And their whirling blades
Sparkle out into the blue –
Not ours any more.
I think, too, of Olivier Messiaen, whose music was inspired by ‘the sovereign liberty of birdsong’ who wrote: ‘they are our desire for light, for stars, for rainbows, and for jubilant songs. … The bird is the symbol of freedom. We walk, he flies. We make war, he sings…’
We paused in the hills one more time to explore Entrecasteaux. The château in the centre of the village (below) was built in the 16th century on the ruins of an 11th century fort and was transformed in the 17th and 18th centuries.
The château, which was the residence of many Provençal nobles, has been restored on several occasions. A plaque records that it is one of Var’s most important historical monuments with serious connections to the Provencal rich and powerful. It was the residence of many Provençal nobles, including a Lieutenant-General of Provence who married the daughter of the Treasurer-General of France and Jean-Baptiste d’Entrecasteaux, chairman of the Provence Parliament. Below the château is a formal garden designed by Le Notre, the French landscape architect and the principal gardener of Louis XIV. In the garden stands a statue of Admiral Bruni d’Entrecasteaux, a French navigator who explored the Australian coast in 1792, and who also lived in the château.
The whole village, with its 16th century houses, decorated lintels and vaulted passages has been classified a historical monument. The best part – easily missed – lies below and to the rear of the château, where two 16th century bridges, an 18th century olive mill and a medieval farm are clustered.
There’s a very old sundial on a wall (above), while the wall of the olive mill was ablaze with the most stunning climbing rose I think I’ve ever seen (below).
That was the most outstanding of the climbing roses we saw in every town and village. The slideshow below captures some of the rest.
And so, finally, we arrived at the coast. Leaving our bags at our hotel in Hyeres old town it seemed fitting to round off the holiday with a Mediterranean coastal walk. We drove south from Hyeres past the extensive salt pans (salines) that for 2000 years contributed to the importance of Hyères, and which were in use until the 1990s. Today they are home to migrant and resident water birds – we saw flamingos, stilt, terns and white egret.

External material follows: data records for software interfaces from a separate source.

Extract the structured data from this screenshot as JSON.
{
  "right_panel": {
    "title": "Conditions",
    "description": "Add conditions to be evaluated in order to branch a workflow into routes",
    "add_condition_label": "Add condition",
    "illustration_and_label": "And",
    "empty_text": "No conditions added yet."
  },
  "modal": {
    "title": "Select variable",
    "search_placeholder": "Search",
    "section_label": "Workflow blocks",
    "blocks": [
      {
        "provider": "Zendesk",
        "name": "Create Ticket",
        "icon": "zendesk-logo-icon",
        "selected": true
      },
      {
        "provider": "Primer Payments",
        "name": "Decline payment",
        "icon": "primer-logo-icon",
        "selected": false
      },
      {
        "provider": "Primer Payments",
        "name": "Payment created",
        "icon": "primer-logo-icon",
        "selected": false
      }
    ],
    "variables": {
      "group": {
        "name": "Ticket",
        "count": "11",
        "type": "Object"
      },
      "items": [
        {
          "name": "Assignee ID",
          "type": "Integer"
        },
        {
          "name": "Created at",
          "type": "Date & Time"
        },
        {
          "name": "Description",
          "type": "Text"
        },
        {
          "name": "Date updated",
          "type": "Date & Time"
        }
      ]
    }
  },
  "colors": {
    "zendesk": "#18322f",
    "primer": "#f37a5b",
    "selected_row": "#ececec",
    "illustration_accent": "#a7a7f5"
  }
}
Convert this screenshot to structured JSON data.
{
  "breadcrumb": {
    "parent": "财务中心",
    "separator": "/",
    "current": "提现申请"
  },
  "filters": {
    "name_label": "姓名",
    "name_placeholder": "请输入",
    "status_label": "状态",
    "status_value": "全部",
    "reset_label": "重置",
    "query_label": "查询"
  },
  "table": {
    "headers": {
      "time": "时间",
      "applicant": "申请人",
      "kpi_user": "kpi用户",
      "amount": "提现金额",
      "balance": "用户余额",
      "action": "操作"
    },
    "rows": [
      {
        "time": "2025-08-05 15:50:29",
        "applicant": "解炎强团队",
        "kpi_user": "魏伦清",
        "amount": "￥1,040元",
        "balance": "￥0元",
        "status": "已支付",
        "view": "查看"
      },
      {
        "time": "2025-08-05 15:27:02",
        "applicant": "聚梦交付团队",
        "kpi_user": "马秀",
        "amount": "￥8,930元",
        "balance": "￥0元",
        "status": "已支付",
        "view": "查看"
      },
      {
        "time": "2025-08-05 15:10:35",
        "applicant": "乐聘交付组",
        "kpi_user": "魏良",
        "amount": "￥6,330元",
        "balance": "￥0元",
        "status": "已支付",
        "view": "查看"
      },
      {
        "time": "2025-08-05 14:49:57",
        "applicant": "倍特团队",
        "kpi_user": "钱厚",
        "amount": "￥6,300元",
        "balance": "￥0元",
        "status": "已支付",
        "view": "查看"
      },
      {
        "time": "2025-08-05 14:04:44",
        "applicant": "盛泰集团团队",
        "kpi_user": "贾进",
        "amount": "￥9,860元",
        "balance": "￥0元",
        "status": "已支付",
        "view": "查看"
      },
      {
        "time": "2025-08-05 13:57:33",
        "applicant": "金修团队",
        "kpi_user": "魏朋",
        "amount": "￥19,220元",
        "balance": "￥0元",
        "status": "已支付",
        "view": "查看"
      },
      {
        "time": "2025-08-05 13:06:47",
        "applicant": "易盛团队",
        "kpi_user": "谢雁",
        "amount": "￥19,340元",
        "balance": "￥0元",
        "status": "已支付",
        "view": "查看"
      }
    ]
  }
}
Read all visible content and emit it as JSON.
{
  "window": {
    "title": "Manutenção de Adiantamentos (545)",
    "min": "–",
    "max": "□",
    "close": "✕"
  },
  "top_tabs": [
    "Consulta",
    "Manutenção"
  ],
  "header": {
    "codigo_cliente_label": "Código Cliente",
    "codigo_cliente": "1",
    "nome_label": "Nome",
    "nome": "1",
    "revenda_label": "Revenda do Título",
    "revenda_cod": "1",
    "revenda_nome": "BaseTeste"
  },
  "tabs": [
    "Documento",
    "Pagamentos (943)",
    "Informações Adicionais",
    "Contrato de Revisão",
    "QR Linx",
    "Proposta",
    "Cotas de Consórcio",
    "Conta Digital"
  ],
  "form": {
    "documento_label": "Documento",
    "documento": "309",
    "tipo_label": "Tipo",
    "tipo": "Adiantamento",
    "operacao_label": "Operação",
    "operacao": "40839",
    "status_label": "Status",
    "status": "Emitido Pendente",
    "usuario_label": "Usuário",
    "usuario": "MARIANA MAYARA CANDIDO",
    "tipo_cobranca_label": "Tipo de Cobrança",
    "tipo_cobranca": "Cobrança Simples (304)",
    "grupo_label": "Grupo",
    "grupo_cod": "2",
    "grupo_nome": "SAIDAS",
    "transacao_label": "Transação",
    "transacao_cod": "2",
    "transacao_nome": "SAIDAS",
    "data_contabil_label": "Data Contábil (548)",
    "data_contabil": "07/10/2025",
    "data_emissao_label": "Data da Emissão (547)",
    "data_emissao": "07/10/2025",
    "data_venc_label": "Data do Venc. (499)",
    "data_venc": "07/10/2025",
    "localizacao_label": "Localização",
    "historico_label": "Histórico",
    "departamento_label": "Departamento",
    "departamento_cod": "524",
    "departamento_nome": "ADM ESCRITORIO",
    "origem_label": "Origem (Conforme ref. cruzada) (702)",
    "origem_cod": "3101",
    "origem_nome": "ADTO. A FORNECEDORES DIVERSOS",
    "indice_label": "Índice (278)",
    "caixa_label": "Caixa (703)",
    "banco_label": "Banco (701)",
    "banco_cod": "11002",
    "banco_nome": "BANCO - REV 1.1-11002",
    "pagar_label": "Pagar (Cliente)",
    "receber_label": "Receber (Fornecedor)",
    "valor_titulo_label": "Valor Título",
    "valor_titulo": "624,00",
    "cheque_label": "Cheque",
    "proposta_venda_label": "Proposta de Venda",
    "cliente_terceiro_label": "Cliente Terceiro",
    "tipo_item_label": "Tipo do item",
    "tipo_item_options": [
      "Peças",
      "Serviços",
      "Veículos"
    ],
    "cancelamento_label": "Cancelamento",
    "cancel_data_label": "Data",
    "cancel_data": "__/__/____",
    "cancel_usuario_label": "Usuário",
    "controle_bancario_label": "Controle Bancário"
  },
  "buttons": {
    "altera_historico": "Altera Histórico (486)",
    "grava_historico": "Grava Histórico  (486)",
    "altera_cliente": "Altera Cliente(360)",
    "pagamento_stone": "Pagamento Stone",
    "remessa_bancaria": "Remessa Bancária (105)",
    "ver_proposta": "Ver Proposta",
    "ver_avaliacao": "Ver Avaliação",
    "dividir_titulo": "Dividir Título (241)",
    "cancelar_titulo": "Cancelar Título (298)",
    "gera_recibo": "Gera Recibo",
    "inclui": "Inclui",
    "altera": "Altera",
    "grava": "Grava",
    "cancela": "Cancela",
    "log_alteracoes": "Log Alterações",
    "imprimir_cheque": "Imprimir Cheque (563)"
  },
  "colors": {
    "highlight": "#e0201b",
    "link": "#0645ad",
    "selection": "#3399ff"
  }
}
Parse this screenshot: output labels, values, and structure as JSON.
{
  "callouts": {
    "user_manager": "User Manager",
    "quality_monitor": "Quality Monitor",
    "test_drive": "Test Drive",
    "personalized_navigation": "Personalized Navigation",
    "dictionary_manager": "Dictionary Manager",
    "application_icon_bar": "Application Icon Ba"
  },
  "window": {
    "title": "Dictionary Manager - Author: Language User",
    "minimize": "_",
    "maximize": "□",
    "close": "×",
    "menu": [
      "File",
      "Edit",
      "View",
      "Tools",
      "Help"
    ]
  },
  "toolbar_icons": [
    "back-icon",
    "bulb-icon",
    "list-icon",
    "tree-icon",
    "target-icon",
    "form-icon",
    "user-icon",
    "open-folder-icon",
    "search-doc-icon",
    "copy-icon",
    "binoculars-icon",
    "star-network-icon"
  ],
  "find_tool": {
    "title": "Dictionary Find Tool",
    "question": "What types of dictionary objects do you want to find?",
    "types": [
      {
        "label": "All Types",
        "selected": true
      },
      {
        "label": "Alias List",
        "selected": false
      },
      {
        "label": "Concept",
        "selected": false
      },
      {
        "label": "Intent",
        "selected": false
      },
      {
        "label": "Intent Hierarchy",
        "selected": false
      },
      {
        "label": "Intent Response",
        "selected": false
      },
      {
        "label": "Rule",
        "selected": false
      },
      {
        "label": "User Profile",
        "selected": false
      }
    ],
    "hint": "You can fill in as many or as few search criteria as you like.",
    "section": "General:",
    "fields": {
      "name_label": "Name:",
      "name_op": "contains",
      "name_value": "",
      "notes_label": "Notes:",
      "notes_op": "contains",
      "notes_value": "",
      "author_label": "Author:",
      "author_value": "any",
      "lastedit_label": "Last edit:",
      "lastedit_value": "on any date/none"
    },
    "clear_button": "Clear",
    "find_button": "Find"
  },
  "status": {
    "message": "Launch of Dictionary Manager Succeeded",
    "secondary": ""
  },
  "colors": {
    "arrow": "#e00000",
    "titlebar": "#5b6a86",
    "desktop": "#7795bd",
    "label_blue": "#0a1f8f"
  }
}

Then it was on to the peninsula of Giens, once an island until the coastal currents threw up two parallel sandbars linking it to the mainland. We walked a coastal path out to the headland, past small bays and beaches, to the cliffs and abandoned World War II fortifications at La Madrague. The way was splashed with the colours of valerian, mallow, broom and bird’s-foot trefoil and shaded by wind-tossed pines and evergreen oaks.
We return by way of the western sandbar and stop to watch the aerial displays of birds and wind surfers (below). On the magnificent west-facing beach I catch sight of notice placed there by the local council. It’s a curious message: the detritus you see on the beach isn’t pollution, but rather a sign of a very healthy ecosystem. I soon realise that the sand is, indeed, littered with round, brown fibrous discs. They are from the foliage of Posidonia oceanica (commonly known as Neptune Grass), a type of seagrass common around the Mediterranean. It forms large underwater meadows that are an important part of the ecosystem. The fruit is free floating and these balls of fibrous material from its foliage wash up on nearby shorelines.
Then it’s a last evening meal on the Place Massillon, with its 13th century Knights’ Templars tower, in Hyeres old town before the flight home to Liverpool.
I’m writing this six days later, and the sun has just come out for the first time since we landed.
O, for a draught of vintage! that hath been
Cool’d a long age in the deep-delved earth,
Tasting of Flora and the country green,
Dance, and Provençal song, and sunburnt mirth!
O for a beaker full of the warm South,
Full of the true, the blushful Hippocrene,
With beaded bubbles winking at the brim,
And purple-stained mouth;
That I might drink, and leave the world unseen,
And with thee fade away into the forest dim…
– John Keats, Ode To A Nightingale